Del. Ken Plum said that he and State Sen. Janet Howell “always look forward to coming to Best of Reston, because, although we are heavily involved in the community, it always is the case when we come here we meet wonderful new people that we hadn’t known about.”
— Cornerstones (@Cornerstonesva) April 4, 2019
Photos via Chip McCrea Photography
“Babes in the Woods” — Parents can bring their toddlers up to 35 months of age for craft time and sing-alongs at the Walker Nature Center. Tickets cost $7 for Restonians and $9 for non-residents. [WebTrac]
Target increases paychecks — “Target workers in Reston are about to see their paychecks go up. The retail giant announced Thursday that all of its workers will make at least $13 an hour beginning in June as part of its commitment to have a $15 minimum hourly wage by 2020.” [Reston Patch]

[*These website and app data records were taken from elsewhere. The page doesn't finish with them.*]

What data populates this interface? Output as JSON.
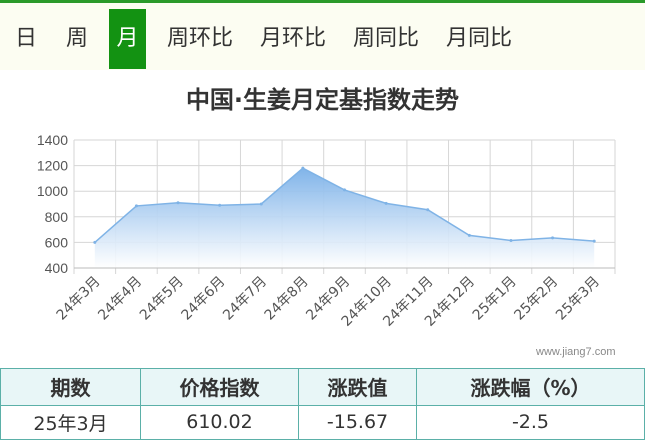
{
  "tabs": [
    {
      "label": "日",
      "active": false
    },
    {
      "label": "周",
      "active": false
    },
    {
      "label": "月",
      "active": true
    },
    {
      "label": "周环比",
      "active": false
    },
    {
      "label": "月环比",
      "active": false
    },
    {
      "label": "周同比",
      "active": false
    },
    {
      "label": "月同比",
      "active": false
    }
  ],
  "watermark": "www.jiang7.com",
  "chart_data": {
    "type": "area",
    "title": "中国·生姜月定基指数走势",
    "xlabel": "",
    "ylabel": "",
    "categories": [
      "24年3月",
      "24年4月",
      "24年5月",
      "24年6月",
      "24年7月",
      "24年8月",
      "24年9月",
      "24年10月",
      "24年11月",
      "24年12月",
      "25年1月",
      "25年2月",
      "25年3月"
    ],
    "series": [
      {
        "values": [
          600,
          885,
          910,
          890,
          900,
          1180,
          1010,
          905,
          855,
          655,
          615,
          635,
          610.02
        ]
      }
    ],
    "ylim": [
      400,
      1400
    ],
    "yticks": [
      400,
      600,
      800,
      1000,
      1200,
      1400
    ],
    "grid": true,
    "legend": "none",
    "colors": {
      "line": "#7fb3e6",
      "fill_top": "#7ab0e8",
      "fill_bottom": "#ffffff",
      "grid": "#d6d6d6"
    }
  },
  "summary": {
    "headers": [
      "期数",
      "价格指数",
      "涨跌值",
      "涨跌幅（%）"
    ],
    "row": [
      "25年3月",
      "610.02",
      "-15.67",
      "-2.5"
    ]
  },
  "colors": {
    "tab_active_bg": "#139212",
    "tab_bar_bg": "#fcfdf2",
    "table_header_bg": "#e8f6f7",
    "table_border": "#5bb0a8"
  }
}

Screen safety PSA — The fire department wants residents to remember that screens keep bugs out but won’t keep the kids in. “Screens DO NOT prevent children from falling out. Windows must operate easily for emergency exits in case of fire, but should be made ‘childproof'” — which the fire department has tips about. [Fairfax County Fire and Rescue]
Auditing action — “Some places in America are significantly more likely to get audited by the IRS than others. Unfortunately, Reston is one of them. That’s according to a new interactive map created by the folks at Pro Publica… According to the map, an estimated 7.9 per 1,000 filings in Fairfax County were audited.” [Reston Patch]
Restonian tried to get gun past TSA — “Federal security officers spotted an unloaded 9 mm handgun in a [Reston] man’s carry-on bag at a Baltimore Washington International Airport security checkpoint April 5… The gun owned by a Reston man was not loaded and was spotted in the checkpoint X-ray machine. Maryland Transportation Authority Police confiscated the gun and arrested him on a state weapons charge.” [Reston Patch]